··· Given data ···
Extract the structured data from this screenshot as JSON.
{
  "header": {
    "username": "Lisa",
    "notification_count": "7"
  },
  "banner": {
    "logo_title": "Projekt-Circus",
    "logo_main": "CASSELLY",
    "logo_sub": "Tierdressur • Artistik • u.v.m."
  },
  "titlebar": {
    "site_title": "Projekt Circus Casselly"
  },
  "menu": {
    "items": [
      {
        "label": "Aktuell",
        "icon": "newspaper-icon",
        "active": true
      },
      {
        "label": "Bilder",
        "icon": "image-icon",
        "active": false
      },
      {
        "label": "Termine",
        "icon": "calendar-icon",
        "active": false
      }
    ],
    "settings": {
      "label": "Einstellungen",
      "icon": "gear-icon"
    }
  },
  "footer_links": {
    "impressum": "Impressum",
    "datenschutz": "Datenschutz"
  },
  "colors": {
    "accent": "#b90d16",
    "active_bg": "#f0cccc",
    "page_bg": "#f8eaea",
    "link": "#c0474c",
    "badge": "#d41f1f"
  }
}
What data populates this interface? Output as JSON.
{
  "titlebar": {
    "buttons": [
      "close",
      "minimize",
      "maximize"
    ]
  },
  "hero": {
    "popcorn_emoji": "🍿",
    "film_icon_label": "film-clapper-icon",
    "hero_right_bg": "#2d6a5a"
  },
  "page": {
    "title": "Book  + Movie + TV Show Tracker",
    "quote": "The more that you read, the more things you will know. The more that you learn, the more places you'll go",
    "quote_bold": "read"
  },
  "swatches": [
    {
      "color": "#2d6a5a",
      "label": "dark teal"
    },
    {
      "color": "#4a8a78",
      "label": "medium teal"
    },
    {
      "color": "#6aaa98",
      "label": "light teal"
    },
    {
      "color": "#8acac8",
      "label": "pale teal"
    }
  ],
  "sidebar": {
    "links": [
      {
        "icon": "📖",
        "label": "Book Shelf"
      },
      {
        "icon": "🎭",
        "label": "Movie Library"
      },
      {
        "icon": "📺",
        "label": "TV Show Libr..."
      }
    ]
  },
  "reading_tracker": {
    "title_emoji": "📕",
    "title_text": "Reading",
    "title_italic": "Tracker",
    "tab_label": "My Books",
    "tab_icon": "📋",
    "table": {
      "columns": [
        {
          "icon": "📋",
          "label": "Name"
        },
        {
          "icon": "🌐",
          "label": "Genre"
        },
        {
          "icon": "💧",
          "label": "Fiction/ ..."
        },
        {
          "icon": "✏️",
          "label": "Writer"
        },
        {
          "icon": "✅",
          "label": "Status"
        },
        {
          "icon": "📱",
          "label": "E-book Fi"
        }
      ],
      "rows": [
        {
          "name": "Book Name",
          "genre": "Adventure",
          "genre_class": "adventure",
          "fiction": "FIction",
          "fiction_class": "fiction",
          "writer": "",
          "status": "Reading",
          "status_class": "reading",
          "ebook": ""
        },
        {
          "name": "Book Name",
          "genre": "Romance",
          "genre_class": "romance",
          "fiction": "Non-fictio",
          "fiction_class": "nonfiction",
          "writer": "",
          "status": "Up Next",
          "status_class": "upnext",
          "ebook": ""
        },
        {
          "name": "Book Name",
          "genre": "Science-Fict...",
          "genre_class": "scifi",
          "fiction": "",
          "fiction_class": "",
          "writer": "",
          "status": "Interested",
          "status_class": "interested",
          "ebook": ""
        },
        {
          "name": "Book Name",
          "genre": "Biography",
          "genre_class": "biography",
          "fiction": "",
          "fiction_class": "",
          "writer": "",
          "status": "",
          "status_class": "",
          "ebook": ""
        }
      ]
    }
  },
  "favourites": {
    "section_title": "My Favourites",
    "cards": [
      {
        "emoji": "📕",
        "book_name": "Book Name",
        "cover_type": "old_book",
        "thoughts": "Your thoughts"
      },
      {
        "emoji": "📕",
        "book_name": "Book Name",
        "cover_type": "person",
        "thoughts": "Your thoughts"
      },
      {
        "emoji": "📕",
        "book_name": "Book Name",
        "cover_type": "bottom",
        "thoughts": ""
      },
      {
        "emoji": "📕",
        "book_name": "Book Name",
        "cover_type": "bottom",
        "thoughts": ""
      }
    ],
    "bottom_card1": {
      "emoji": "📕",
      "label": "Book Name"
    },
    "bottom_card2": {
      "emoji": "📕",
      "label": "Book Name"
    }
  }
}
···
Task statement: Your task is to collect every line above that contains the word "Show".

Answer box:
    "title": "Book  + Movie + TV Show Tracker",
        "label": "TV Show Libr..."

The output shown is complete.